After a bevy of malware with ‘Brexit’ in its title and code, a new strain of ransomware is doing rounds, encrypting files and appending them with the extension “.SaveTheQueen”. The ransomware tracks its progress using the SYSVOL share on Active Directory Domain Controllers, found researchers at Varonis.
“This ransomware came to light when one of Varonis’s customers, an EU company with over 10k users in the business services sector, was alerted to unusual behaviour by an end user. Their activity was not typical for that particular user, so it raised a red flag for further investigation,” Varonis researcher Dolev Taler told SC Media UK.
The attacker injected the malware into winlogon.exe, which is a normal process that runs on the victim machine as part of Windows. It is likely that the attacker has obtained and used domain admin privileges to write files to SYSVOL. The attacker ran PowerShell code on the infected hosts that created a scheduled task to open, decode and run the malware, explained a Varonis blog post.
By injecting the malware into a normal process, it becomes harder for security teams and software to detect, said the researcher. ConfuserEx was used to protect the ransomware from detection and analysis. Even if detected, ConfuserEx makes it harder to figure out what the ransomware was doing, he explained.
The disclosure comes at a time when ransomware gangs are resorting to naming and shaming their target companies by leaking confidential data as a threat tactic, to curb the growing tendency to not pay up.
SC Media UK reported in December 2019 that Maze ransomware operators are planning to publish data stolen from victims who refuse to pay up. A month later, the ransomware operators published data stolen from Medical Diagnostic Laboratories (MDLab) after the company refused to pay the 200 bitcoin ransom (close to £1.4 million).
A minimum of five law firms were held hostage by the Maze group in late January and early February, reported Emisoft. The total number of organisations held for ransom range between 45 to 180 in January, the report added.
“Ransomware tactics are becoming extremely perilous by leaving the victims with no solution other than having to pay the ransom. Previously, most of the ransomware campaigns were merely hindering victims' daily operations, as organisations with daily backups and other important cyber-security processes managed to recover pretty quickly and without many losses,” commented Immuniweb founder and CEO Ilia Kolochenko.
“Moreover, some organisations did not even report such incidents to avoid potential fines and lawsuits.
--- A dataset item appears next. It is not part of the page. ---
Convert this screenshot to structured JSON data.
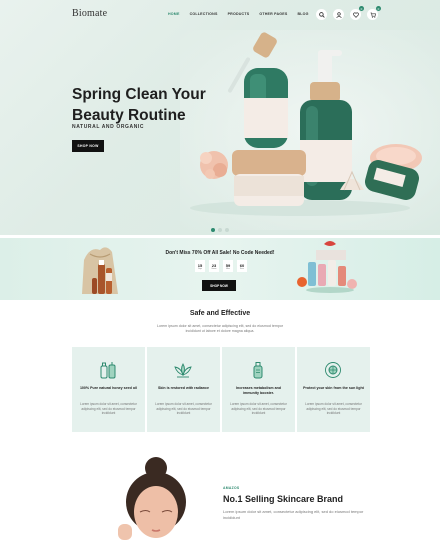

Now such incidents have become an invitation to file a class action by the victims and prosecution of careless organisations by competent law enforcement agencies”.
Varonis did not disclose whether the target organisation received a ransom call.
“What’s interesting is that it uses the company’s own Active Directory domain controllers to spread the ransomware within the organisation. Had this slipped under the radar, thousands of machines could've been encrypted due to its fast-spreading nature,” he pointed out.
This particular strain of ransomware is not new, neither is the practice of naming them in line with the trending terms in news, such as Coronavirus (COVID-19) and Oscar-nominated movies. the distribution method involving the domain controller makes it interesting and alarming, as this puts the attackers in a position to do a lot of damage, said Taler.
An online search showed advisories from several antivirus vendors on steps to deactivate the ransomware.
“The attacker used advanced obfuscation techniques that made the malware very evasive and hard to detect by conventional methods (signatures, etc). Fortunately, this particular organisation could detect the threat based on the infected user’s deviation from normal behaviour,” Taler said.
“A smaller, less prepared organisation could easily be been crippled by SaveTheQueen,” he added.
The new generation of malware will likely change largely ignorant behavior of many organisations that consider cyber-racketeers undeserving of their attention, observed Kolochenko.
“Taking legal action against the criminals is virtually futile, given that they are located in faraway jurisdictions and are judgement-proof. Moreover, attempts to eradicate stolen data from the internet may result in a Streisand effect and further exacerbate damages,” he warned.